It was the noisy and unruly streets of St Giles which entranced him the most, however. The area, which was bounded by New Oxford Street to the north, Long Acre to the south-east, Charing Cross Road to the West and Holborn to the East, was notorious in Dickens’ day.

St Giles contained the infamous Rookery, a semi derelict warren of slum accommodation and squalor. The area had been desirable in the 17th century but as the fashionable and wealthy moved to other areas, the site fell into neglect. Houses were subdivided so that more and more families could live in them. Property owners stopped taking care of their properties and some buildings were abandoned completely. Open sewers ran through the streets and cesspits were left unattended.

In 1860 reformer Henry Mayhew wrote a paper on the area. A Visit to the Rookery of St Giles and its Neighbourhood contains a detailed description of the area, with Mayhew noting that the area has become “the synonym of filth and squalor”.

With regards to the people of the area, Mayhew pulls few punches. “They [are] a noisy and riotous lot, fond of street brawls, equally “fat, ragged and saucy;” and the courts abound in pedlars, fish-women, newscriers, and corn-cutters” He says.

The area held a peculiar fascination for Charles Dickens, however. Much later, such visions of want, neglect, poverty and deprivation would drive Dickens’ own writing, but in 1822, Dickens was facing those same foes himself.

Charles Dickens – A London Life (Part 2)

Charles Dickens – A London Life (Part 2)

Young Charles made the journey to his new home alone. Armed with a copy of the book his mentor Mr Giles had given him, and with his few meagre possessions in a hastily packed suitcase, Charles hopped onboard the Commodore stagecoach for the three hour journey to London. Finding himself the only passenger on the vehicle, and with nothing but the miserable sounds of the rain to keep him company, Dickens felt that his life had taken a rather unfortunate turn.

We know that Kent held a special place in the author’s affections. His first novel (Pickwick Papers) was set there, and so was his last (The Mystery of Edwin Drood). The woods, orchards, marshes and rivers of the county became an idealised haven in the writer’s mind, and once his fortune was made, Dickens returned to his beloved Kent to enjoy his golden years.

So what did young Charles make of London, that vast and unruly conglomeration of the best and worst in humanity? His thoughts on the matter were perhaps shaped by his earliest experiences of the city.

The family found accommodation in Bayham Street, Camden. In the 1820s, Camden was one of the poorest of the London suburbs. Open farmland not fifty years before, the area had experienced a building boom in the last years of the 18th century, following Sir Charles Pratt’s acquisition of the manor through marriage.

Pratt, whose full title was the 1st Earl Camden, bestowed not only his name on his new estate, but also the right to build. The result was Camden Town. Being so far from the city of London, however, the development suffered greatly, being considered both too provincial and too unfashionable.

By the 1820s, Camden Town had hit rock bottom.

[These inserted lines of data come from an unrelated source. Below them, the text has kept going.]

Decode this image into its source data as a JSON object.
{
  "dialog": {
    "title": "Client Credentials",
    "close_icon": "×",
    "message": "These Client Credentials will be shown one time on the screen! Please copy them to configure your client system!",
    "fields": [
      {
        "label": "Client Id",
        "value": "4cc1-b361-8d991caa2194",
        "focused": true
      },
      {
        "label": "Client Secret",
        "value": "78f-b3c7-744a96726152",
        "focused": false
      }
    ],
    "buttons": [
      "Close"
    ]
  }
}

Without adequate town planning, houses were being built in a piecemeal fashion by speculative builders. The area thus grew in a rather ramshackle way.

The property on Bayham Street was rather small for John and Elizabeth’s growing family. By 1822, the Dickens’ consisted of eight members, with mother and father Dickens joined by six children, including baby Alfred. Although 16 Bayham Street was made up of three floors, it was a narrow house, built on land which had previously housed the garden of the once popular Mother Red Cap Inn.

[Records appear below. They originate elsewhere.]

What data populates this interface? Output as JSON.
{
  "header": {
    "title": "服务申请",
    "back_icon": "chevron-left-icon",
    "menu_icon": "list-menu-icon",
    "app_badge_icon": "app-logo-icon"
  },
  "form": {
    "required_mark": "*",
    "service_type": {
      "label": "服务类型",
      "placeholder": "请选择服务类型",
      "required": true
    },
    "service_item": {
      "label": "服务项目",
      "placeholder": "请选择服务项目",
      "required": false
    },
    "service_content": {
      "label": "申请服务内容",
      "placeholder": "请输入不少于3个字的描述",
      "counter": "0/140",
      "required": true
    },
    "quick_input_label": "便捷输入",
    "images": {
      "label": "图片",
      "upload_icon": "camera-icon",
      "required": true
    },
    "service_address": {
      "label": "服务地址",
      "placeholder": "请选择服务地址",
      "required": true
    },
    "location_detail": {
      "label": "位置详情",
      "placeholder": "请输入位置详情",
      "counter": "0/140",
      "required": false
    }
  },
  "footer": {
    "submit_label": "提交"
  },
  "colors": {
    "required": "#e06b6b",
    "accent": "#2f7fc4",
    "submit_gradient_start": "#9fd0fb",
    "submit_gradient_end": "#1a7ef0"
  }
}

Not that Charles particularly noticed the tiny cramped accomodation in which he now resided. What struck the would be author more was the lack of local children of his own age. He would later relate to his friend and biographer John Forster that he had had the feeling of having fallen “into a solitary condition apart from all other boys of (my) own age”. It was a portent of things to come. Charles did not know it at the time, but his childhood had already come to an end.

Read about Charles Dickens’ only surviving London home here: the Charles Dickens Museum